See, we're practically safe as houses these days. Except for all the doom, of course.

16 September 2009

The lost year.

So, I sort of disappeared there for a while.

You may be wondering what the hell happened, because I may have posted rarely on WordPress -- but I did post. Don't worry, I wasn't in prison -- or rather, not in a traditional prison of bricks and bars. I was ill last year -- for months, to the point that I've started to refer to the period as "My Lengthy Victorian Convalescence." I never understood what people meant in the old novels by "lengthy illness," the sort where a slow walk around the garden was progress indeed. But I learned that. I even learned that sitting up on the sofa to watch TV could be a struggle.

I was actively sick for about five months -- and not with anything normally fatal, just sick. I missed (cumulatively, not consecutively) about seven weeks of work from December 2008 through April 2009. I did manage to keep my day job, barely -- and mostly just because I'm a hassle to replace during tax season.

I'm used to losing long periods of time to the haze of depression, but not physical illness. It was such a strange sensation to watch the days march by from my sick bed. The whole thing started with something like a bad flu, but progressed into an endless bronchitis. I just couldn't seem to get well, and the antibiotics they originally gave me caused me to lose over 20 pounds in three weeks. I couldn't eat, and I was too weak to sit up a lot of the time. It was a combination of things, as far as I can tell -- severe asthma that had gone undiagnosed (possibly for years), along with hypersensitivity to a couple of medications, all worsened by stress -- but it was amazing how a fever and a cough snowballed into this Other that became my entire life for a time.

I guess I had the impression that people are supposed to develop great wisdom when faced with severe illness. Isn't that what we're supposed to believe? The narratives found in popular ladies' magazines seem to imply this -- everyone from cheerful, bald cancer survivors to those that have heart attack scares all see "the light." We're supposed to slow down, appreciate what we have, and be thankful -- always thankful -- for the little things.

Well, I wasn't thankful.
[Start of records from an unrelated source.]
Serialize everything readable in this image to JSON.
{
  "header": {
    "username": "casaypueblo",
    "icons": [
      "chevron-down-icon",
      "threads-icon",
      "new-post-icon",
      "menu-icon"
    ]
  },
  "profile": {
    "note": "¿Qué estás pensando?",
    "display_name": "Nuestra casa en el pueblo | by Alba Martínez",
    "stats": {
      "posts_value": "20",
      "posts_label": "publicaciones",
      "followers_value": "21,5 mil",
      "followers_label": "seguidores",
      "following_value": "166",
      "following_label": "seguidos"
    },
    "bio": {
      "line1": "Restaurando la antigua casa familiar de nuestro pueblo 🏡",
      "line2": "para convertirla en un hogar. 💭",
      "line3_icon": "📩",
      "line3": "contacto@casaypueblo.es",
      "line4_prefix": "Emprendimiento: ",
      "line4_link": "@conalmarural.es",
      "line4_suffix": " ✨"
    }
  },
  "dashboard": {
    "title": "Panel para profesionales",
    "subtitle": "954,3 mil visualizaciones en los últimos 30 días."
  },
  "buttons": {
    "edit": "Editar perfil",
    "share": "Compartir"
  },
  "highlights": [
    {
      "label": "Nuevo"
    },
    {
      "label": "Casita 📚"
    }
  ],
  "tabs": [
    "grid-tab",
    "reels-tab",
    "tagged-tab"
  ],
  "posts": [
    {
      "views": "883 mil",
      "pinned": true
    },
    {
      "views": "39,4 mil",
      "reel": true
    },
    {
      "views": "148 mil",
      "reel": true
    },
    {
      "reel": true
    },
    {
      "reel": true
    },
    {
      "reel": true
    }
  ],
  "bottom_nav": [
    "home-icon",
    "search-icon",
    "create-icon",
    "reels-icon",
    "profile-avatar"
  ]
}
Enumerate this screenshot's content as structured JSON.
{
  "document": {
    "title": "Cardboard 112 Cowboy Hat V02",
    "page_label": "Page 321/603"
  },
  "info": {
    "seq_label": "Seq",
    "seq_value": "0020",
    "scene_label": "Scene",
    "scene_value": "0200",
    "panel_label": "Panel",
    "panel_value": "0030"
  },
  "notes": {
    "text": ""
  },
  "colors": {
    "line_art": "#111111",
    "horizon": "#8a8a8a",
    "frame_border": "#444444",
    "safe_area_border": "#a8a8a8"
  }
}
I just got frustrated, and bored, and kind of bitter. Even when I reached a point where I realized that I might not get well, that this horrible Other may not be temporary, I didn't have a single deep thought. I just stopped making plans for the future.

I watched the shadows track along my bedroom wall as the sun moved across the winter sky, waiting.

I never figured out what I was waiting for, exactly. Recovery? Death? For my partner to come home from work? Life became a giant waiting room in an office building where nothing was as expected, and the chairs weren't very comfortable. Everything stopped: My writing, my hobbies. I even stopped making lists, which would have been unthinkable in the "before time."

The concept of limbo became very real to me.

After the worst of it, when I was able to go to work almost every day, there was nothing left over in the evening. I couldn't cook dinner, or go to a movie. I could only rest, and be restless.

Even now, many months later, the truth is that I never got well -- not completely. Maybe I never will. I had to hire a cleaner, and I have to be very careful how I expend my energy. I make fewer plans for "fun" these days, because I can never gauge whether or not I'll be well enough to leave the house. My Victorian Convalescence continues in a fashion. I have trouble breathing. I must be very gentle when I exercise. I feel old, and worn, and very, very tired.

But I can sit up now, even after a full day. And that means I can write again.

Maybe that's all the cure I'll need in the end.

15 September 2009

"An undersea, unexplained mass sponge migration."

The migration from our previous home on the web is now complete -- or as complete as it's going to get, since I did leave some housekeeping detriment over there.

Suffice to say, I only brought the good stuff over the new threshold. Sure, that means the essays came over, along with some bread, salt, and honey because I'm superstitious. Anything dated before 08/2009 is from the previous location.

Welcome to Postmodern Occult (again).